HISTORIC A Fleming Antiques is calling it a day - and here are some amazing facts we’ve pulled together about the family-run business.
- On January 10, 1941, 300 German bombers made a concentrated attack on Portsmouth, killing 171 people, injuring 430 and leaving 3,000 homeless.
One of the buildings destroyed in the attack was A. Fleming Antiques in Castle Road, Southsea, run by brothers Jack and Alfred Fleming.
- Jack, who was commissioned into the Royal Navy Volunteer Reserve, got a signal informing him that his business was in ruins. But rather than ruing his misfortune, he was already thinking of how he could rebuild the business. He sent a message to a colleague to enquire whether the empty clock tower on the corner of Castle Street and Great Southsea Street had also been hit in the raid. Amazingly, with bombs destroying many of the buildings surrounding it, the tall landmark had remained intact. Jack quickly decided the clock tower was the perfect building to relocate his business and acquired the premises.
- Alfred, who served in the RAF as a bomber pilot, was recorded missing on active service in 1942, but when Jack returned the Southsea landmark became the business’s new home and it has remained there ever since.
- The shop was once a favourite of King George V’s wife, Mary, who would peruse the store in search of collectables during the 1920s.
- One of their customers was the last Emperor of Ethiopia, Haile Selassie, who had his naval headquarters kitted with Royal Navy-style furnishings.
- The business had string of shops reaching from Portsmouth to Pall Mall in London, and a flourishing worldwide export business.
- The Clock Tower site was purchased by George Gale of Gales Brewery in 1902, but the first occupier of the clock tower was Ernest Smith, an antique dealer.

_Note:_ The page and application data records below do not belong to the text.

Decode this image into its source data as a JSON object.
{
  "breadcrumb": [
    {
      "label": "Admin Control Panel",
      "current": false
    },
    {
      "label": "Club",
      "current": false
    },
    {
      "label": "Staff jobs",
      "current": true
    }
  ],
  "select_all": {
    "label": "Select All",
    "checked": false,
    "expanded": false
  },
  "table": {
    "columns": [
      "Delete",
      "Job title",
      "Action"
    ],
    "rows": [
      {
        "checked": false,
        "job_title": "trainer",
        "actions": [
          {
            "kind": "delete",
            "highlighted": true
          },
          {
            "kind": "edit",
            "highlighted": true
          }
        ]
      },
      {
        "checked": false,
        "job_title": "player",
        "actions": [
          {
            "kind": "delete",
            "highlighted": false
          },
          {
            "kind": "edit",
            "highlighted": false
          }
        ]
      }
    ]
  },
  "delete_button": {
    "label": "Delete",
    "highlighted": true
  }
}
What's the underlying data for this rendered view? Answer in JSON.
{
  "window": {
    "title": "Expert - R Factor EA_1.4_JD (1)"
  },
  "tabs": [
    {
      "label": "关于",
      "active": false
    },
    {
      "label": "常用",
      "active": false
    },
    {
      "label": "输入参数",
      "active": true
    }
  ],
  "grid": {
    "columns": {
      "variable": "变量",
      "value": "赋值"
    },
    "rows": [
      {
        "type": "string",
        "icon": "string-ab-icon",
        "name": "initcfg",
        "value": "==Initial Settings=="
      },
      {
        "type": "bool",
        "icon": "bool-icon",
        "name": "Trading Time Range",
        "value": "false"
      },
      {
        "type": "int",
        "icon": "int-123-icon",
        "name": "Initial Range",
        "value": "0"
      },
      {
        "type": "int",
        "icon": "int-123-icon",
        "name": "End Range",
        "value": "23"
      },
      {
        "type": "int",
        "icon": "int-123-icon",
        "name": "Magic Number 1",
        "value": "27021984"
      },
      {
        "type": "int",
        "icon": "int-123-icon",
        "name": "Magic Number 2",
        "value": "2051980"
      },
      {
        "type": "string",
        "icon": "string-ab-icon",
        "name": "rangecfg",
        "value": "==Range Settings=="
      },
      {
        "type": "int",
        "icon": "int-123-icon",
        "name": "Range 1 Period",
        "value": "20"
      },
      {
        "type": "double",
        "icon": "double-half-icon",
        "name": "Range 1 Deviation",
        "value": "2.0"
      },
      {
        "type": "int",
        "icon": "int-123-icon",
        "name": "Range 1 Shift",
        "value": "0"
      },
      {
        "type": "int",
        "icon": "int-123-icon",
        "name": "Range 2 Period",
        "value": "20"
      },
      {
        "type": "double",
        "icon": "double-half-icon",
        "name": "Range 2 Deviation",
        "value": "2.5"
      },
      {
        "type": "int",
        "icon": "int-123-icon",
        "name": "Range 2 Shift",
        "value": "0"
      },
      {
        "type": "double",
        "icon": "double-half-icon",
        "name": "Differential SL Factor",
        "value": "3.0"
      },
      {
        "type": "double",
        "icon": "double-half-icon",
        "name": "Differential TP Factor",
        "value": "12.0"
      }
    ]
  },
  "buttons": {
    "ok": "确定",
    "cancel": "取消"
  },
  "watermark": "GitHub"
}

The architect was Joseph Walmisley and the builder James Cockerill, a contractor of Victoria Road, Southsea.